• **Description of the task**:
Could you repeat the records shown below exactly as written?

Items from a dataset
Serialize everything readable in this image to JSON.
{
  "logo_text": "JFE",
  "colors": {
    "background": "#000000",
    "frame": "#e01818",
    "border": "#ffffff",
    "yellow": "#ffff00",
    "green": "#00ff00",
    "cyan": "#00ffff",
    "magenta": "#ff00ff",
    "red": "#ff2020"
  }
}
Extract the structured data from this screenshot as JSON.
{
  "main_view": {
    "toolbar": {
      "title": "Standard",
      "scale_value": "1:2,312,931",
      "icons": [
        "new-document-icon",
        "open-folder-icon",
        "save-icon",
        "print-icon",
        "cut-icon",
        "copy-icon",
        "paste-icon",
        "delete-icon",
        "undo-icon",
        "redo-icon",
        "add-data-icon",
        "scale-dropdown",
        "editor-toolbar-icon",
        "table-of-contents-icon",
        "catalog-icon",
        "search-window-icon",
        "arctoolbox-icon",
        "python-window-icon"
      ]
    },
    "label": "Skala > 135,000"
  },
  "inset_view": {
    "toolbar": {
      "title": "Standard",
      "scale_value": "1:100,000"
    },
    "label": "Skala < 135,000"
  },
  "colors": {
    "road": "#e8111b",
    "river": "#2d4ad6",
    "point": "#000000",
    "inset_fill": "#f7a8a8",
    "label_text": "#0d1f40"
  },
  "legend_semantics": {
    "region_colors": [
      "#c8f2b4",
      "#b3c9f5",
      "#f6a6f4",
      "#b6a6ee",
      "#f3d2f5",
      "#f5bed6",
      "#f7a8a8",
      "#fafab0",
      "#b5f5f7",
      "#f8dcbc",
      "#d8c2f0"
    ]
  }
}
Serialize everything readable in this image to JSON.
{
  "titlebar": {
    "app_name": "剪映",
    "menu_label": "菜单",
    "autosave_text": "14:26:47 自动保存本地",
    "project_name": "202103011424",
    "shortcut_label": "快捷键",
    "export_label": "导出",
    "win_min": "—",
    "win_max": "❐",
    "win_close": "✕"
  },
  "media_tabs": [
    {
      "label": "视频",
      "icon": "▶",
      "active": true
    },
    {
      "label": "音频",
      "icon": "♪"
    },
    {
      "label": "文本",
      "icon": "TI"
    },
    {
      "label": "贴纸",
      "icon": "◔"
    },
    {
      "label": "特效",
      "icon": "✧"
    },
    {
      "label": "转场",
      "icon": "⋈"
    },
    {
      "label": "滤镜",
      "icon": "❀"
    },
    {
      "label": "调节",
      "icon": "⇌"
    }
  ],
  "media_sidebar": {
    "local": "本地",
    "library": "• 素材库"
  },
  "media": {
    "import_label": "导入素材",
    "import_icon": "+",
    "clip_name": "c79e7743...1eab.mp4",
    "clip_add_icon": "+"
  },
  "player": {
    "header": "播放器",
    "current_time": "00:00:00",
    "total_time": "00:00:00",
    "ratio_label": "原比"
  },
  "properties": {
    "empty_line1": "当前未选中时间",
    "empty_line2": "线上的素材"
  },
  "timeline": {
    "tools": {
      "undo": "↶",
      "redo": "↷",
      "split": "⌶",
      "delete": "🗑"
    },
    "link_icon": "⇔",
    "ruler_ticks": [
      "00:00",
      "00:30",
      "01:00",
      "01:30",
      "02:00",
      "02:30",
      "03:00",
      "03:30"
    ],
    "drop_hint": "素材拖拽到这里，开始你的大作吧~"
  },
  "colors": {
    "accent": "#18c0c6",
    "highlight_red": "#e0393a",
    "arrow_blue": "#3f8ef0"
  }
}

• **Answer below**:
Serialize everything readable in this image to JSON.
{
  "logo_text": "JFE",
  "colors": {
    "background": "#000000",
    "frame": "#e01818",
    "border": "#ffffff",
    "yellow": "#ffff00",
    "green": "#00ff00",
    "cyan": "#00ffff",
    "magenta": "#ff00ff",
    "red": "#ff2020"
  }
}
Extract the structured data from this screenshot as JSON.
{
  "main_view": {
    "toolbar": {
      "title": "Standard",
      "scale_value": "1:2,312,931",
      "icons": [
        "new-document-icon",
        "open-folder-icon",
        "save-icon",
        "print-icon",
        "cut-icon",
        "copy-icon",
        "paste-icon",
        "delete-icon",
        "undo-icon",
        "redo-icon",
        "add-data-icon",
        "scale-dropdown",
        "editor-toolbar-icon",
        "table-of-contents-icon",
        "catalog-icon",
        "search-window-icon",
        "arctoolbox-icon",
        "python-window-icon"
      ]
    },
    "label": "Skala > 135,000"
  },
  "inset_view": {
    "toolbar": {
      "title": "Standard",
      "scale_value": "1:100,000"
    },
    "label": "Skala < 135,000"
  },
  "colors": {
    "road": "#e8111b",
    "river": "#2d4ad6",
    "point": "#000000",
    "inset_fill": "#f7a8a8",
    "label_text": "#0d1f40"
  },
  "legend_semantics": {
    "region_colors": [
      "#c8f2b4",
      "#b3c9f5",
      "#f6a6f4",
      "#b6a6ee",
      "#f3d2f5",
      "#f5bed6",
      "#f7a8a8",
      "#fafab0",
      "#b5f5f7",
      "#f8dcbc",
      "#d8c2f0"
    ]
  }
}
Serialize everything readable in this image to JSON.
{
  "titlebar": {
    "app_name": "剪映",
    "menu_label": "菜单",
    "autosave_text": "14:26:47 自动保存本地",
    "project_name": "202103011424",
    "shortcut_label": "快捷键",
    "export_label": "导出",
    "win_min": "—",
    "win_max": "❐",
    "win_close": "✕"
  },
  "media_tabs": [
    {
      "label": "视频",
      "icon": "▶",
      "active": true
    },
    {
      "label": "音频",
      "icon": "♪"
    },
    {
      "label": "文本",
      "icon": "TI"
    },
    {
      "label": "贴纸",
      "icon": "◔"
    },
    {
      "label": "特效",
      "icon": "✧"
    },
    {
      "label": "转场",
      "icon": "⋈"
    },
    {
      "label": "滤镜",
      "icon": "❀"
    },
    {
      "label": "调节",
      "icon": "⇌"
    }
  ],
  "media_sidebar": {
    "local": "本地",
    "library": "• 素材库"
  },
  "media": {
    "import_label": "导入素材",
    "import_icon": "+",
    "clip_name": "c79e7743...1eab.mp4",
    "clip_add_icon": "+"
  },
  "player": {
    "header": "播放器",
    "current_time": "00:00:00",
    "total_time": "00:00:00",
    "ratio_label": "原比"
  },
  "properties": {
    "empty_line1": "当前未选中时间",
    "empty_line2": "线上的素材"
  },
  "timeline": {
    "tools": {
      "undo": "↶",
      "redo": "↷",
      "split": "⌶",
      "delete": "🗑"
    },
    "link_icon": "⇔",
    "ruler_ticks": [
      "00:00",
      "00:30",
      "01:00",
      "01:30",
      "02:00",
      "02:30",
      "03:00",
      "03:30"
    ],
    "drop_hint": "素材拖拽到这里，开始你的大作吧~"
  },
  "colors": {
    "accent": "#18c0c6",
    "highlight_red": "#e0393a",
    "arrow_blue": "#3f8ef0"
  }
}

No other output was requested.